→ **Assignment**:
Search term "Ctrl": copy each line of the data containing it.

→ **Supplied material**:
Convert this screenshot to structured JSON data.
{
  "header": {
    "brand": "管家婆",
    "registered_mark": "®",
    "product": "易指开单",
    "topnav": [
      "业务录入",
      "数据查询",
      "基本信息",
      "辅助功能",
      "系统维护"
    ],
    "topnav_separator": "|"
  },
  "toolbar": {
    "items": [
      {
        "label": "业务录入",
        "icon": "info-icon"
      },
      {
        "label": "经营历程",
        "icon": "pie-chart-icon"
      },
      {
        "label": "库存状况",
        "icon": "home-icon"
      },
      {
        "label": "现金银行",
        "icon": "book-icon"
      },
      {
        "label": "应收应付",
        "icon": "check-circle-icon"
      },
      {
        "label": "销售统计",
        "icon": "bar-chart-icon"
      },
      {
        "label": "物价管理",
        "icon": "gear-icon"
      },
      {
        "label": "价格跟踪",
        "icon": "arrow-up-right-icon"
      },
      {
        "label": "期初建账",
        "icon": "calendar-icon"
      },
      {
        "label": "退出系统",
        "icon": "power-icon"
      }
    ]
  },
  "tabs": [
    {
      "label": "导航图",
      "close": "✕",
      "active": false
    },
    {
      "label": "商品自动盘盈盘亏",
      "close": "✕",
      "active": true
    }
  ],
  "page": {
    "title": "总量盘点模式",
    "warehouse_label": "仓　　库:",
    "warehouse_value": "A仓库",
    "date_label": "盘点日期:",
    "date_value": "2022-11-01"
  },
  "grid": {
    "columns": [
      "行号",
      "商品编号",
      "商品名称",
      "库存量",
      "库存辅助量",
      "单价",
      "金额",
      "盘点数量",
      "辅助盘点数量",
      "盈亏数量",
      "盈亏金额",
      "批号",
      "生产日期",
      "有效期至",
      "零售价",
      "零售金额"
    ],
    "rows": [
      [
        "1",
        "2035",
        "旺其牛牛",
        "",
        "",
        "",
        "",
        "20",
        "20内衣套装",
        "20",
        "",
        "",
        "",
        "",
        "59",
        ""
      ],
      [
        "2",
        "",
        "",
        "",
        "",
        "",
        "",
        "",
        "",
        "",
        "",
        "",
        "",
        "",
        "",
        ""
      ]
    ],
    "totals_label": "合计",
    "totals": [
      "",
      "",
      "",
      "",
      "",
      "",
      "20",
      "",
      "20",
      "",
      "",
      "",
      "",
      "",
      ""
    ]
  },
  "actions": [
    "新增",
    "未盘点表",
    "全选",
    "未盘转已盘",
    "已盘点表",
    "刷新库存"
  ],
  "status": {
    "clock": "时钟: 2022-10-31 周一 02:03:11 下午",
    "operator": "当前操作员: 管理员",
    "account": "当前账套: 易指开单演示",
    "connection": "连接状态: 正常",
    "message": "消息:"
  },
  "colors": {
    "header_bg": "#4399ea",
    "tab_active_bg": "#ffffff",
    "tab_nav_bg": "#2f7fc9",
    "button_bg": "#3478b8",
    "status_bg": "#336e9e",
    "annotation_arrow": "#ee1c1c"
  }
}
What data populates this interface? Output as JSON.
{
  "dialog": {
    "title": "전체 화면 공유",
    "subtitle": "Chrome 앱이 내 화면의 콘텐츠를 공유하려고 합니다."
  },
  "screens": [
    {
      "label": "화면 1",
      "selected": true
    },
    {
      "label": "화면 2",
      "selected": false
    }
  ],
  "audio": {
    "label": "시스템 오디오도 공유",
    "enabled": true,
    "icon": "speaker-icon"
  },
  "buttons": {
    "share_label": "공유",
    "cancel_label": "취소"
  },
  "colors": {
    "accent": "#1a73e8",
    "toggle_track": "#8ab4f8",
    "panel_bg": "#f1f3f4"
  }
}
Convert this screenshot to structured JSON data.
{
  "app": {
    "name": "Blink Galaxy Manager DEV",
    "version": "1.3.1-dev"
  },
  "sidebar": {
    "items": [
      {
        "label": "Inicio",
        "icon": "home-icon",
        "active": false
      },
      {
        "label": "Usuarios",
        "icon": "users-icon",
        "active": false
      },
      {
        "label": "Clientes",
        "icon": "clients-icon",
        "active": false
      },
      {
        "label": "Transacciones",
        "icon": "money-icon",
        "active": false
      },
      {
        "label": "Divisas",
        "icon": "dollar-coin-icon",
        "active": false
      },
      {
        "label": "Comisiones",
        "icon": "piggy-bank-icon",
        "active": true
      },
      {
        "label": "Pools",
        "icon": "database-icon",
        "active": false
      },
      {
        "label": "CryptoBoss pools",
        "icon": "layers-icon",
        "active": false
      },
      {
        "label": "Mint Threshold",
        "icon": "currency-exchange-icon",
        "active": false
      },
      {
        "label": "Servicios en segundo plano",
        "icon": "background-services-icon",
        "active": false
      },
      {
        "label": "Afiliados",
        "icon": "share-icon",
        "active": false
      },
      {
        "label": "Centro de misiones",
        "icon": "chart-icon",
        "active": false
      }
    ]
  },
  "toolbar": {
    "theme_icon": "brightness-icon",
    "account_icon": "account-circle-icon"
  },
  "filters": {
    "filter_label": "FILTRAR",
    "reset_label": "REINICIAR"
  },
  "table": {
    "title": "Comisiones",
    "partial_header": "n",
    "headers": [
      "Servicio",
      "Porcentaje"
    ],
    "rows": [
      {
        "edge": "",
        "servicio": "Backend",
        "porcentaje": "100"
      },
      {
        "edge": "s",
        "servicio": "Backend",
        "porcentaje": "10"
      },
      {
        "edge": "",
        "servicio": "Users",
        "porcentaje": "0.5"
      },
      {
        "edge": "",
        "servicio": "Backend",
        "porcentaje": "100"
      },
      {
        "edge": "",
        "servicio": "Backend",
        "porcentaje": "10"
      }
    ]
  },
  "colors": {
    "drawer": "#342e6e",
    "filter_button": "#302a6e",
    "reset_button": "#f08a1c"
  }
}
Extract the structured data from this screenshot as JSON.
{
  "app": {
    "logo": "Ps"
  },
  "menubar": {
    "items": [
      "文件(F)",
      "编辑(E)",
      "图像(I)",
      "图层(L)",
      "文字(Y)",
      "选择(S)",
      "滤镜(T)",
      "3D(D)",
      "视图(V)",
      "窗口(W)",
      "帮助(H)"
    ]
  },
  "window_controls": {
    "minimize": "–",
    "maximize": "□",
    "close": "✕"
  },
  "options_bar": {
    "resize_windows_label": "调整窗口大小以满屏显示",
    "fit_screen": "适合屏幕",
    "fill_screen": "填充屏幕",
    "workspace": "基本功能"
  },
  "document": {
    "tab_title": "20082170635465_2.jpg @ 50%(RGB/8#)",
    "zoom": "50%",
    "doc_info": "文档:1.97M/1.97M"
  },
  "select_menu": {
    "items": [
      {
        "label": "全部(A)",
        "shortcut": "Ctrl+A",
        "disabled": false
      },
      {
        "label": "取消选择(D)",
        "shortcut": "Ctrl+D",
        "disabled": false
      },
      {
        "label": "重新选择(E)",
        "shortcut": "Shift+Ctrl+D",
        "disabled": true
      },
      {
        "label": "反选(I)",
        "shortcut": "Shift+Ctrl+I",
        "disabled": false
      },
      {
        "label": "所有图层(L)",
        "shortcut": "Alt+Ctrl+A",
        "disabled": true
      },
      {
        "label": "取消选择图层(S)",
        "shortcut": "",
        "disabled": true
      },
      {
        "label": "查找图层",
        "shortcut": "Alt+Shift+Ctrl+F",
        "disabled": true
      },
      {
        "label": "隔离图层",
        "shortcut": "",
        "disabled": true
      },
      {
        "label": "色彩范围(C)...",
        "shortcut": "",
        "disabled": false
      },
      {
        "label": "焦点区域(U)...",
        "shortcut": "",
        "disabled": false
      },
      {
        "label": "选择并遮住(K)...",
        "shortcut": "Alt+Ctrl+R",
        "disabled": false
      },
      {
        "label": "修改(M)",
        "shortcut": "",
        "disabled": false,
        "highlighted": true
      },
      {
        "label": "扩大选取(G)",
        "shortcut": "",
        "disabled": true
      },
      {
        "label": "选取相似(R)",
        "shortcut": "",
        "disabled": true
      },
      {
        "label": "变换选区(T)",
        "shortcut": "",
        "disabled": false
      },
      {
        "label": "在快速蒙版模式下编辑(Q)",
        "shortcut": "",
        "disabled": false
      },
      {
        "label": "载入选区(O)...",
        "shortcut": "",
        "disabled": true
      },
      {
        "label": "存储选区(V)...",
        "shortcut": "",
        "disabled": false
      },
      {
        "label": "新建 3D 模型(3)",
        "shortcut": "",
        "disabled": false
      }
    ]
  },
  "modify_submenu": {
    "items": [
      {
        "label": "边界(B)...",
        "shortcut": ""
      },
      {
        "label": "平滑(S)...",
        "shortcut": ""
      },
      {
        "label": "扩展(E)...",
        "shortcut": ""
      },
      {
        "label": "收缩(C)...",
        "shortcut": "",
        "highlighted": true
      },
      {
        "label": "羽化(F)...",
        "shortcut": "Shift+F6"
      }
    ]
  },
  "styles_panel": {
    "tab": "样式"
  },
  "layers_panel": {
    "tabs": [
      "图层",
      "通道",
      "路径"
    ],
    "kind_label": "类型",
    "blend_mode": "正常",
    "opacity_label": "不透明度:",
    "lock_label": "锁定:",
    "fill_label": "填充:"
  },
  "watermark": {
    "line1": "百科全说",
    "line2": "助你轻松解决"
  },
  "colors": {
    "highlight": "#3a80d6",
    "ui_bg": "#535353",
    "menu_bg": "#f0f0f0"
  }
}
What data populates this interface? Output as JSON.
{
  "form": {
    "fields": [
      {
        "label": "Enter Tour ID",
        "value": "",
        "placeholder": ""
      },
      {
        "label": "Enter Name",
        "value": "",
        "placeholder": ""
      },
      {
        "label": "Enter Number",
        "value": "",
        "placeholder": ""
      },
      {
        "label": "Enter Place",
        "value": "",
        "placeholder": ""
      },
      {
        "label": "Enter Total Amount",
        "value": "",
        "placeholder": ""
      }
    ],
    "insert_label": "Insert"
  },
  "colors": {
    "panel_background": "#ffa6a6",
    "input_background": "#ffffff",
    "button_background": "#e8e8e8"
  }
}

→ **Answer below**:
        "shortcut": "Ctrl+A",
        "shortcut": "Ctrl+D",
        "shortcut": "Shift+Ctrl+D",
        "shortcut": "Shift+Ctrl+I",
        "shortcut": "Alt+Ctrl+A",
        "shortcut": "Alt+Shift+Ctrl+F",
        "shortcut": "Alt+Ctrl+R",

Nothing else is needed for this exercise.